SoundWeavers, our final Salon of the 2015/16 Season was held on Friday June 17th at the Gardiner Museum. The evening featured two exciting new premieres, both of which were composed in collaboration with and performed by Jumblies Theatre‘s mixed-age-and-ability choir Ground Floor, as well as a quartet of guest professional singers (Sarah Albu, Hussein Janmohamed, Alex Samaras, and Maryem Tollar).
Before the program began, Soundstreams Executive Director Ben Dietschi had a chance to chat with Jumblies founder and Artistic Director Ruth Howard about what Jumblies does:
Jumblies makes art in everyday and extraordinary places with, for and about the people and stories found there. Jumblies undertakes multi-year urban residencies; creates new works of participatory art and collaborates with and mentors other artists and organizations to proliferate exciting art-making that engages with and creates inclusive community.
Here, Here, Here! Cathy Nosaty
The first work on the program was Cathy Nostay’s Here, Here, Here!, a mini-song cycle inspired by poems written by Sasha Tate-Howarth and community members of the CityPlace neighbourhood. The work incorporated various sound effects to paint the colourful imagery in the texts – including sounds mimicking the rushing of wind and waves in water.
Art featuring the texts of the piece were displayed on a table at the front of the room as well as projected during the performance.
Take This Card Emilie LeBel
Next on the program, was a new work by our TD SoundMakers Composer in Residence Emilie Lebel. Ben had a chance to speak with Emilie about her new work, titled Take This Card, before its premiere. She explained that the piece was inspired by postcards passed between community members in Toronto and herself over the past eight months. These postcards were a way to keep in touch after Emilie moved to Montana.
Some of the postcards were displayed at the front of the room (along with the art created for Here, Here, Here!) as well as on the tables of audience members.
Audience members were also invited to create their own postcards at a table at the side of the stage.
One postcard created by a community member that was sent to Emilie read:
Take this card to the bottom of a lake
Across mountains, through the clouds
Then send it back.

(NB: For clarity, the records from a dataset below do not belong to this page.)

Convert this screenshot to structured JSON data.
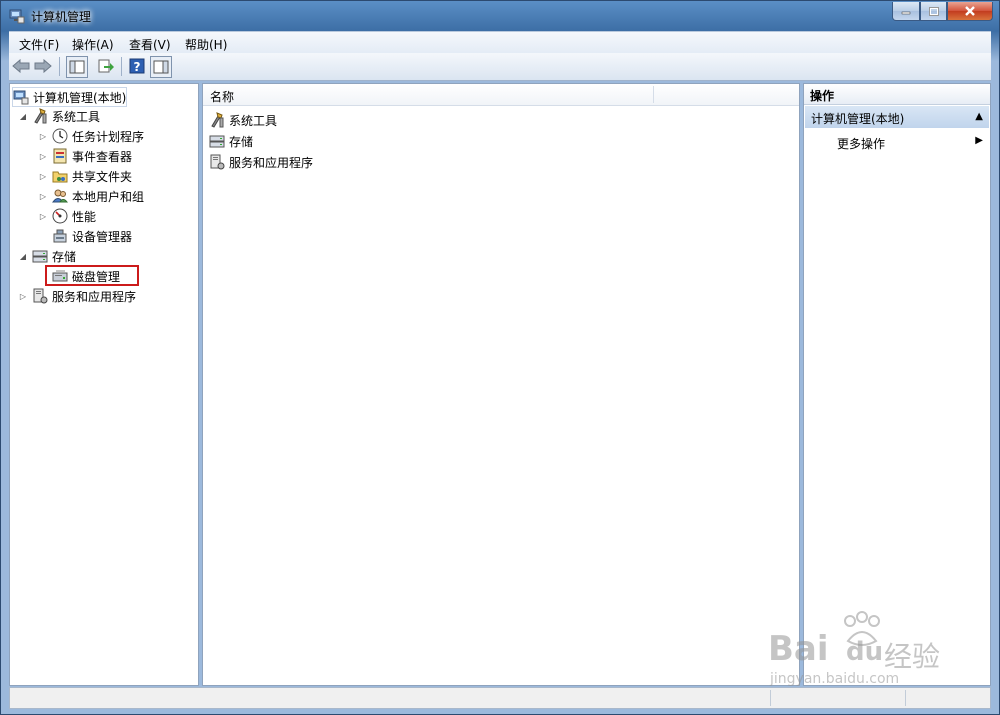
{
  "window": {
    "title": "计算机管理"
  },
  "menu": [
    "文件(F)",
    "操作(A)",
    "查看(V)",
    "帮助(H)"
  ],
  "tree": {
    "root": "计算机管理(本地)",
    "system_tools": "系统工具",
    "task_scheduler": "任务计划程序",
    "event_viewer": "事件查看器",
    "shared_folders": "共享文件夹",
    "local_users": "本地用户和组",
    "performance": "性能",
    "device_manager": "设备管理器",
    "storage": "存储",
    "disk_management": "磁盘管理",
    "services_apps": "服务和应用程序"
  },
  "list": {
    "header_name": "名称",
    "items": [
      "系统工具",
      "存储",
      "服务和应用程序"
    ]
  },
  "actions": {
    "header": "操作",
    "section": "计算机管理(本地)",
    "more": "更多操作"
  },
  "watermark": {
    "brand": "Bai",
    "brand2": "du",
    "cn": "经验",
    "url": "jingyan.baidu.com"
  }
}
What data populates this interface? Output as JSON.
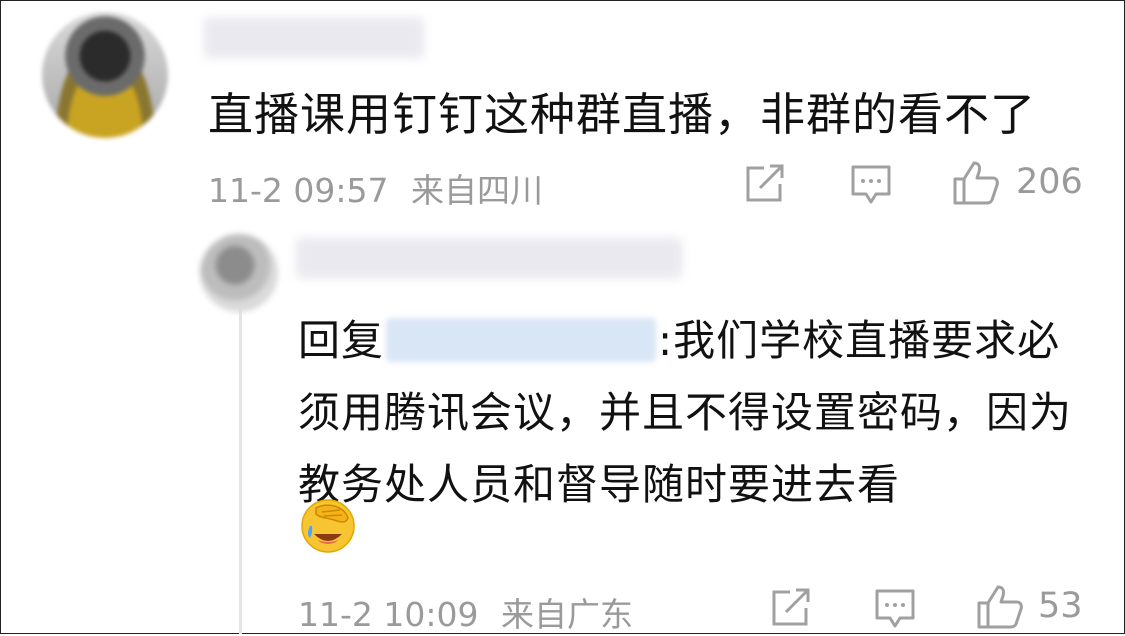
{
  "comment": {
    "text": "直播课用钉钉这种群直播，非群的看不了",
    "time": "11-2 09:57",
    "location": "来自四川",
    "likes": "206",
    "icons": [
      "share-icon",
      "comment-icon",
      "like-icon"
    ]
  },
  "reply": {
    "prefix": "回复",
    "text": ":我们学校直播要求必须用腾讯会议，并且不得设置密码，因为教务处人员和督导随时要进去看",
    "emoji": "facepalm-laugh-emoji",
    "time": "11-2 10:09",
    "location": "来自广东",
    "likes": "53",
    "icons": [
      "share-icon",
      "comment-icon",
      "like-icon"
    ]
  }
}
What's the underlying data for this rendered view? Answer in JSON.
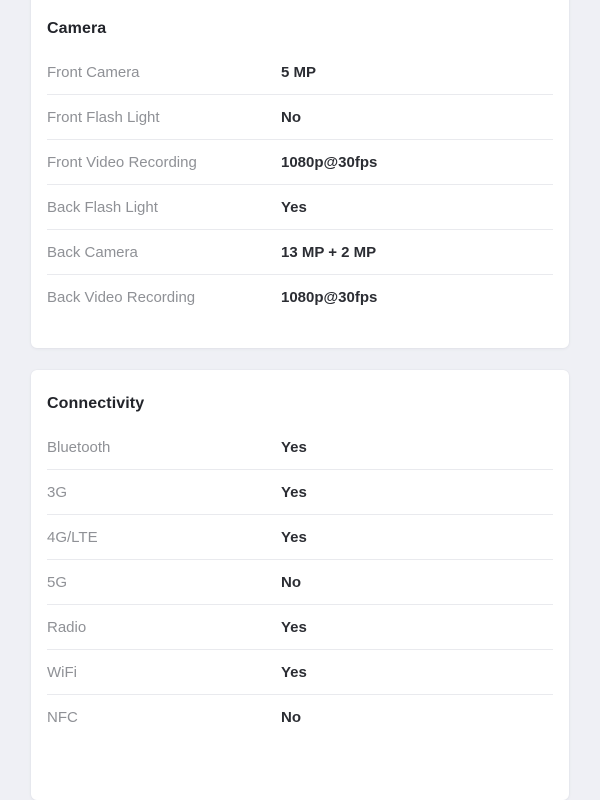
{
  "page": {
    "background_color": "#eff0f5",
    "card_background_color": "#ffffff",
    "label_color": "#8f9196",
    "value_color": "#2b2d33",
    "divider_color": "#e9eaee"
  },
  "sections": [
    {
      "title": "Camera",
      "rows": [
        {
          "label": "Front Camera",
          "value": "5 MP"
        },
        {
          "label": "Front Flash Light",
          "value": "No"
        },
        {
          "label": "Front Video Recording",
          "value": "1080p@30fps"
        },
        {
          "label": "Back Flash Light",
          "value": "Yes"
        },
        {
          "label": "Back Camera",
          "value": "13 MP + 2 MP"
        },
        {
          "label": "Back Video Recording",
          "value": "1080p@30fps"
        }
      ]
    },
    {
      "title": "Connectivity",
      "rows": [
        {
          "label": "Bluetooth",
          "value": "Yes"
        },
        {
          "label": "3G",
          "value": "Yes"
        },
        {
          "label": "4G/LTE",
          "value": "Yes"
        },
        {
          "label": "5G",
          "value": "No"
        },
        {
          "label": "Radio",
          "value": "Yes"
        },
        {
          "label": "WiFi",
          "value": "Yes"
        },
        {
          "label": "NFC",
          "value": "No"
        }
      ]
    }
  ]
}
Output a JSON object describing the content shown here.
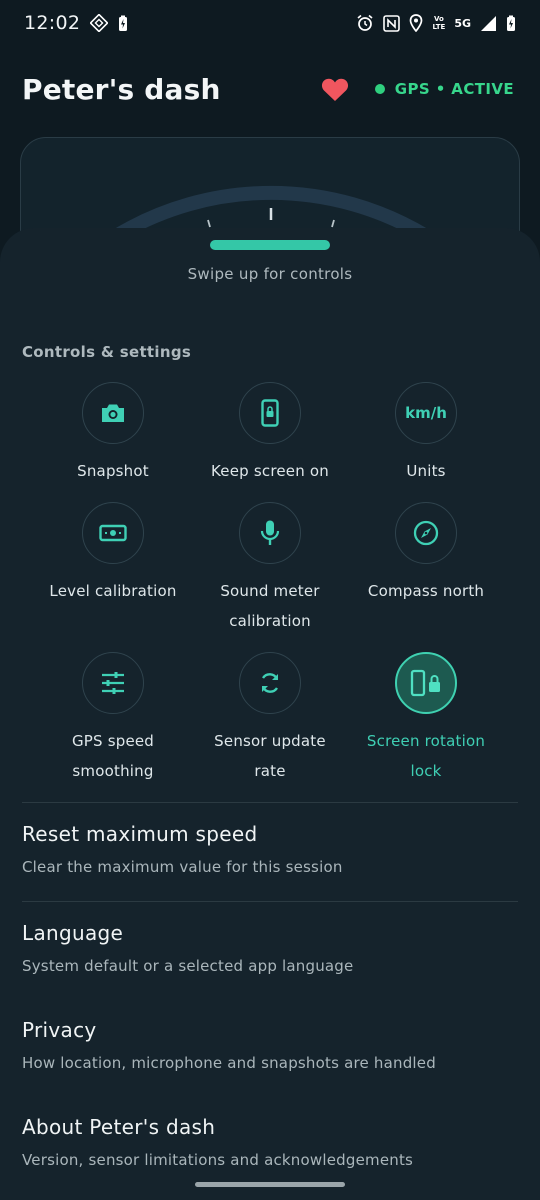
{
  "status_bar": {
    "time": "12:02",
    "network": "5G",
    "volte_top": "Vo",
    "volte_bottom": "LTE",
    "icons": [
      "compass-app-icon",
      "battery-saver-icon",
      "alarm-icon",
      "nfc-icon",
      "location-icon",
      "volte-icon",
      "signal-icon",
      "battery-charging-icon"
    ]
  },
  "header": {
    "title": "Peter's dash",
    "gps_status": "GPS • ACTIVE",
    "favorite_icon": "heart-icon",
    "colors": {
      "accent": "#3fd0b5",
      "gps_green": "#37d68c",
      "heart": "#f0565f"
    }
  },
  "sheet": {
    "swipe_hint": "Swipe up for controls",
    "section_title": "Controls & settings",
    "tiles": [
      {
        "label": "Snapshot",
        "icon": "camera-icon",
        "active": false
      },
      {
        "label": "Keep screen on",
        "icon": "phone-lock-icon",
        "active": false
      },
      {
        "label": "Units",
        "icon": "units-icon",
        "icon_text": "km/h",
        "active": false
      },
      {
        "label": "Level calibration",
        "icon": "level-icon",
        "active": false
      },
      {
        "label_line1": "Sound meter",
        "label_line2": "calibration",
        "icon": "microphone-icon",
        "active": false
      },
      {
        "label": "Compass north",
        "icon": "compass-icon",
        "active": false
      },
      {
        "label_line1": "GPS speed",
        "label_line2": "smoothing",
        "icon": "sliders-icon",
        "active": false
      },
      {
        "label_line1": "Sensor update",
        "label_line2": "rate",
        "icon": "refresh-icon",
        "active": false
      },
      {
        "label_line1": "Screen rotation",
        "label_line2": "lock",
        "icon": "rotation-lock-icon",
        "active": true
      }
    ],
    "rows": [
      {
        "title": "Reset maximum speed",
        "subtitle": "Clear the maximum value for this session"
      },
      {
        "title": "Language",
        "subtitle": "System default or a selected app language"
      },
      {
        "title": "Privacy",
        "subtitle": "How location, microphone and snapshots are handled"
      },
      {
        "title": "About Peter's dash",
        "subtitle": "Version, sensor limitations and acknowledgements"
      }
    ]
  }
}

The piece began with this text, sung by four soloists who emerged from different corners of the room. The soloists gradually moved around the space, immersing the audience completely in their sound. The choir joined in the texture with beautiful melodies and radiant hums – taking the audience with them through their journey to “the bottom of a lake, across mountains” and “through the clouds”. Then, just as the piece began, the choir faded and the soloists proceeded offstage to their original positions – almost as if mimicking the journey of the postcard sent back to its author once again.
Afterwards members of the Ground Floor Choir discussed their experience collaborating on these new works and what being part of this group meant to them. One singer summed up the discussion perfectly with the following statement: “Choir is community.”
What a truly moving experience it was to see Jumblies Theatre’s Ground Floor Choir premiere these two works – to truly see and experience the beauty and impact of music in community.